Witty, pretty, playful `Mikado'
in the park
Gilbert & Sullivan aficionados will be pleased with ``The
Mikado'' at Musicals at Richter in Danbury;
it's eye-catchingly designed and boasts strong vocal talent in most of the major
Theatergoers familiar with Yum-Yum, Nanki-Poo, Ko-Ko and Pooh-Bah will
be rewarded anew with their outrageous romantic schemes, set to Sullivan's lilting,
precisely constructed music. The combination has been a theatrical treasure for
more than 100 years.
Tom Cochrane, doing double duty as director and set
designer, has imagined a stately Oriental courtyard that blends nicely with the
real-life gardens of Richter Park _ there's even a bubbling waterfall onstage.
The two dozen players have been dressed by Yvette Beausoleil in costumes of shimmering
``The Mikado,'' subtitled ``The Town of Titipu,'' is among
the most popular of the 13 Gilbert & Sullivan operettas. While their works
are favorites with audiences of all ages, those who appreciate Gilbert's witty
patter songs and intelligent lyrics will be most rewarded.

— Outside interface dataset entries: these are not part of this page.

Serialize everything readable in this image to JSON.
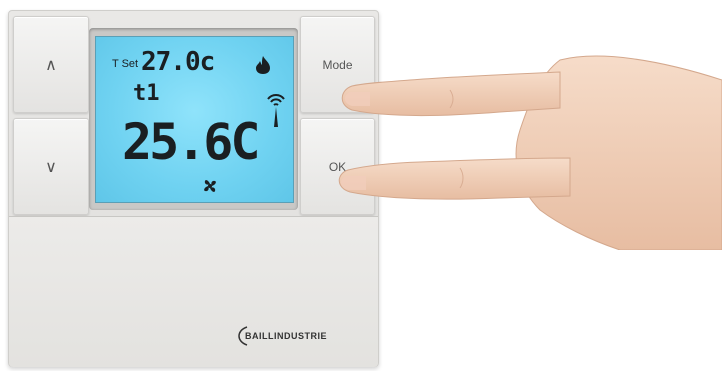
{
  "buttons": {
    "up_symbol": "∧",
    "down_symbol": "∨",
    "mode_label": "Mode",
    "ok_label": "OK"
  },
  "display": {
    "setpoint_label": "T Set",
    "setpoint_value": "27.0c",
    "program_label": "t1",
    "current_temp": "25.6C",
    "icons": [
      "flame-icon",
      "wifi-signal-icon",
      "fan-icon"
    ]
  },
  "brand": "BAILLINDUSTRIE",
  "colors": {
    "lcd_background": "#6fd2f1",
    "lcd_segments": "#1a1f22",
    "device_body": "#e6e5e3"
  }
}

Younger audiences will
get a kick out of the horseplay and broad, often silly, characters.
complicated story, set in Japan a century ago, is one of mistaken identities and

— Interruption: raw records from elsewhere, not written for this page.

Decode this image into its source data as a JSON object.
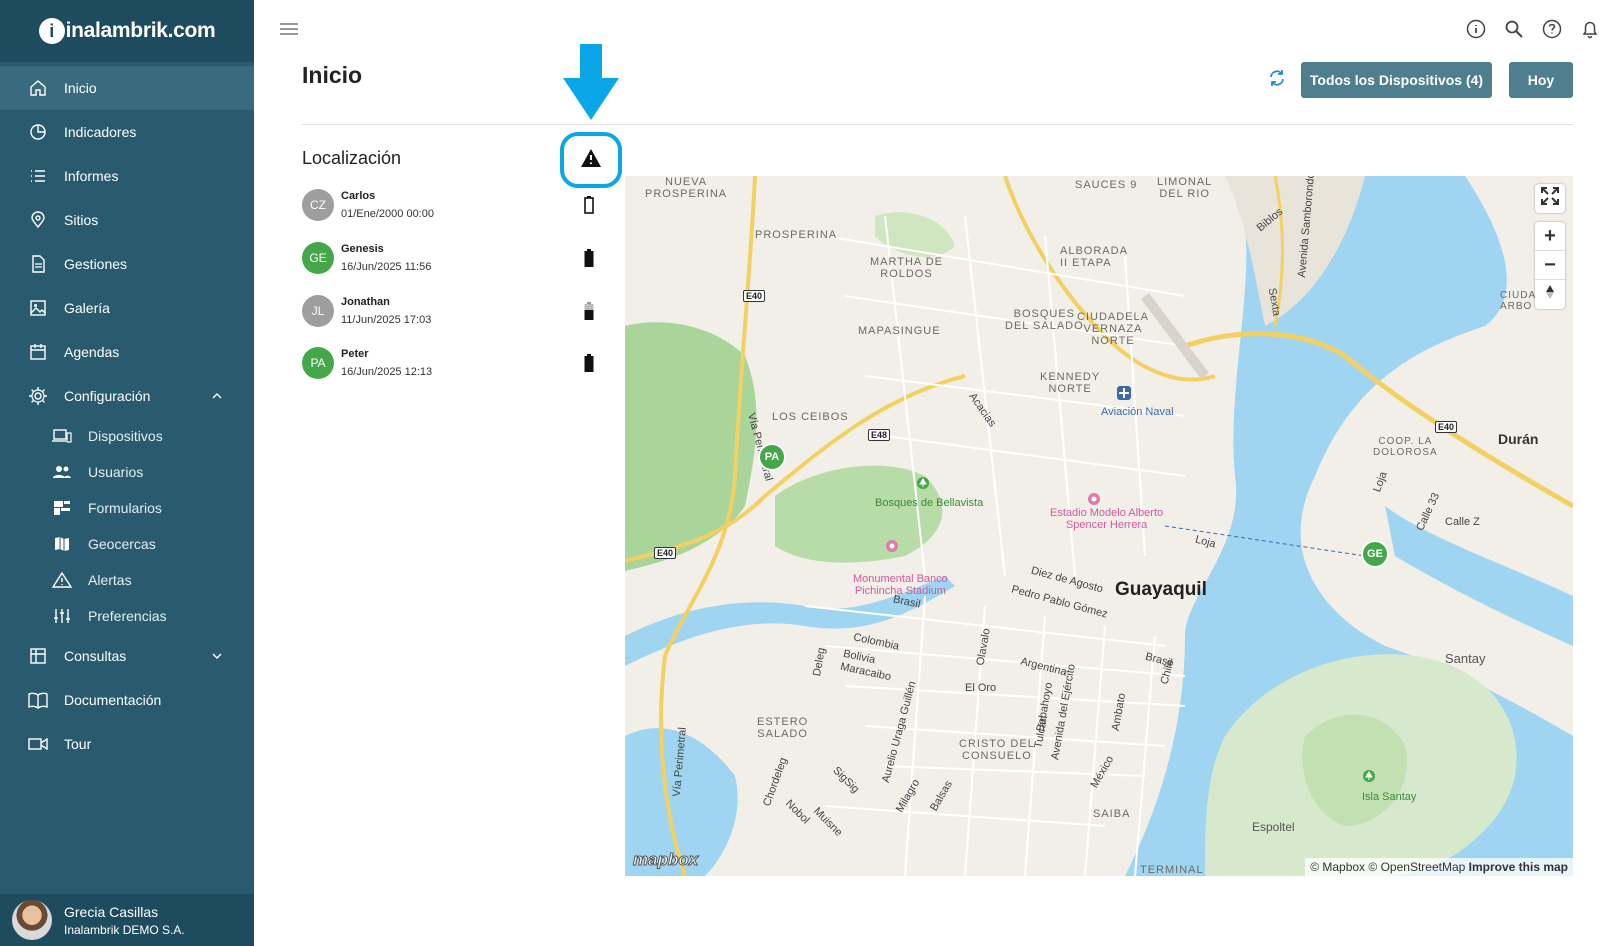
{
  "brand": {
    "name": "inalambrik.com"
  },
  "sidebar": {
    "items": [
      {
        "label": "Inicio",
        "icon": "home-icon",
        "active": true
      },
      {
        "label": "Indicadores",
        "icon": "pie-chart-icon"
      },
      {
        "label": "Informes",
        "icon": "list-icon"
      },
      {
        "label": "Sitios",
        "icon": "location-pin-icon"
      },
      {
        "label": "Gestiones",
        "icon": "document-icon"
      },
      {
        "label": "Galería",
        "icon": "image-icon"
      },
      {
        "label": "Agendas",
        "icon": "calendar-icon"
      },
      {
        "label": "Configuración",
        "icon": "gear-icon",
        "expanded": true
      },
      {
        "label": "Consultas",
        "icon": "table-icon",
        "expanded": false
      },
      {
        "label": "Documentación",
        "icon": "book-icon"
      },
      {
        "label": "Tour",
        "icon": "video-camera-icon"
      }
    ],
    "config_subitems": [
      {
        "label": "Dispositivos",
        "icon": "devices-icon"
      },
      {
        "label": "Usuarios",
        "icon": "users-icon"
      },
      {
        "label": "Formularios",
        "icon": "forms-icon"
      },
      {
        "label": "Geocercas",
        "icon": "map-icon"
      },
      {
        "label": "Alertas",
        "icon": "warning-icon"
      },
      {
        "label": "Preferencias",
        "icon": "sliders-icon"
      }
    ]
  },
  "user": {
    "name": "Grecia Casillas",
    "org": "Inalambrik DEMO S.A."
  },
  "header": {
    "title": "Inicio",
    "devices_button": "Todos los Dispositivos (4)",
    "today_button": "Hoy"
  },
  "location": {
    "title": "Localización",
    "devices": [
      {
        "initials": "CZ",
        "name": "Carlos",
        "date": "01/Ene/2000 00:00",
        "color": "#9e9e9e",
        "battery": "empty"
      },
      {
        "initials": "GE",
        "name": "Genesis",
        "date": "16/Jun/2025 11:56",
        "color": "#44a84a",
        "battery": "full"
      },
      {
        "initials": "JL",
        "name": "Jonathan",
        "date": "11/Jun/2025 17:03",
        "color": "#9e9e9e",
        "battery": "medium"
      },
      {
        "initials": "PA",
        "name": "Peter",
        "date": "16/Jun/2025 12:13",
        "color": "#44a84a",
        "battery": "full"
      }
    ]
  },
  "map": {
    "labels": {
      "nueva_prosperina": "NUEVA\nPROSPERINA",
      "prosperina": "PROSPERINA",
      "sauces": "SAUCES 9",
      "limonal": "LIMONAL\nDEL RIO",
      "alborada": "ALBORADA\nII ETAPA",
      "martha": "MARTHA DE\nROLDOS",
      "mapasingue": "MAPASINGUE",
      "bosques_salado": "BOSQUES\nDEL SALADO",
      "ciudadela": "CIUDADELA\nVERNAZA\nNORTE",
      "kennedy": "KENNEDY\nNORTE",
      "aviacion": "Aviación Naval",
      "los_ceibos": "LOS CEIBOS",
      "bellavista": "Bosques de Bellavista",
      "estadio": "Estadio Modelo Alberto\nSpencer Herrera",
      "monumental": "Monumental Banco\nPichincha Stadium",
      "guayaquil": "Guayaquil",
      "duran": "Durán",
      "coop_dolorosa": "COOP. LA\nDOLOROSA",
      "ciudad_arbolus": "CIUDA\nARBO",
      "santay": "Santay",
      "isla_santay": "Isla Santay",
      "estero_salado": "ESTERO\nSALADO",
      "cristo": "CRISTO DEL\nCONSUELO",
      "saiba": "SAIBA",
      "espoltel": "Espoltel",
      "terminal": "TERMINAL"
    },
    "streets": {
      "diez_agosto": "Diez de Agosto",
      "pedro_pablo": "Pedro Pablo Gómez",
      "brasil": "Brasil",
      "brasil2": "Brasil",
      "colombia": "Colombia",
      "bolivia": "Bolivia",
      "maracaibo": "Maracaibo",
      "argentina": "Argentina",
      "el_oro": "El Oro",
      "loja": "Loja",
      "loja2": "Loja",
      "calle_z": "Calle Z",
      "calle33": "Calle 33",
      "acacias": "Acacias",
      "via_perimetral": "Vía Perimetral",
      "via_perimetral2": "Vía Perimetral",
      "avenida_samborondon": "Avenida Samborondón",
      "biblos": "Biblos",
      "sexta": "Sexta",
      "olavalo": "Olavalo",
      "chile": "Chile",
      "babahoyo": "Babahoyo",
      "tulcan": "Tulcán",
      "ambato": "Ambato",
      "mexico": "México",
      "avenida_ejercito": "Avenida del Ejército",
      "aurelio": "Aurelio Uraga Guillén",
      "chordeleg": "Chordeleg",
      "nobol": "Nobol",
      "muisne": "Muisne",
      "sigsig": "SigSig",
      "milagro": "Milagro",
      "balsas": "Balsas",
      "deleg": "Deleg"
    },
    "shields": [
      "E40",
      "E48",
      "E40",
      "E40"
    ],
    "markers": [
      {
        "initials": "PA",
        "color": "#44a84a"
      },
      {
        "initials": "GE",
        "color": "#44a84a"
      }
    ],
    "controls": {
      "zoom_in": "+",
      "zoom_out": "−"
    },
    "attribution": {
      "mapbox": "© Mapbox",
      "osm": "© OpenStreetMap",
      "improve": "Improve this map"
    },
    "logo": "mapbox"
  },
  "colors": {
    "sidebar_bg": "#2a5a6e",
    "sidebar_dark": "#1f4b5e",
    "button_bg": "#4f7f8f",
    "highlight": "#0aa6e8",
    "water": "#9fd5f0",
    "park": "#cfe6c0"
  }
}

thwarted love. Nanki-Poo, resoundingly sung by Bret Poulter, is the son of the
Mikado, the emperor of Japan. Traveling in disguise, he looks for Yum-Yum (Sybil
Haggard), a maiden with whom he fell in love at first sight.

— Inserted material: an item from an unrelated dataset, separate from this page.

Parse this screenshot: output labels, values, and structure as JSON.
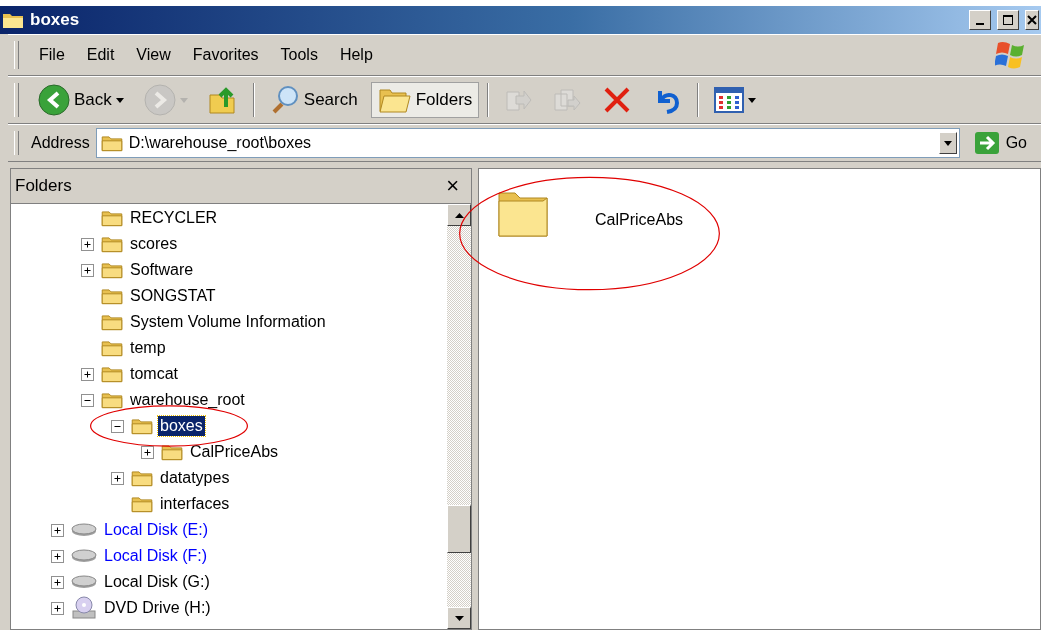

she is promised to Ko-Ko (Scott R. Brill), an insignificant tailor. When Ko-Ko
is imprisoned for the crime of flirting, Nanki-Poo returns to the town of Titipu
to pursue his love.
Reunited, Nanki-Poo and Yum-Yum then find their happiness
threatened when Ko-Ko is freed and given the surprising position of Lord High
Executioner. He intrigues to win Yum-Yum back with the help of Pooh-Bah (Gary
Shell) _ Lord High ``Everything Else'' and the quintessential flimflam man.
conniving spins the plot into some funny business about beheading, following the
Mikado's edict that an example of capital punishment is long overdue in Titipu.
On the surface, this ruler appears to be rather coldblooded, but David Dressler
finds fun in the part and his Mikado is more amusing than alarming.
is Katisha (Priscilla Squiers), an aging but determinedly amorous lady of the
court who has claimed Nanki-Poo for her own. With painted lips that proceed her
body by a foot, she swerves dangerously across the stage like an out-of-control
rickshaw and steals the show.
In addition to Poulter's consistently persuasive
work, Haggard's sweetly sung Yum-Yum is a stand out. Other commendable vocal contributions
include those of Karen Weaver as Pitti-Sing and Nicolle Sanders as Peep-Bo. They
team with Haggard in one of the show's most memorable numbers, ``Three Little
Maids from School Are We.''
Cochrane has directed the sizable production with
considerable flair. Thursday's preview was a little rough around the edges _ dress
rehearsal had been rained out _ but things should be smoothed out for subsequent
Except for the occasional lag in the pacing, ``The Mikado'' is
enjoyable summer fare. ``The Mikado'' continues through July 13 at Musicals at
Richter, Richter Park, 100 Aunt Hack Road, Danbury. Performances are Fridays through
Sundays at 8:30 p.m., with the park opening at 7:15 for picnics. Tickets are $14,
$12 for seniors, $10 for students and children. Call 748-MUSE.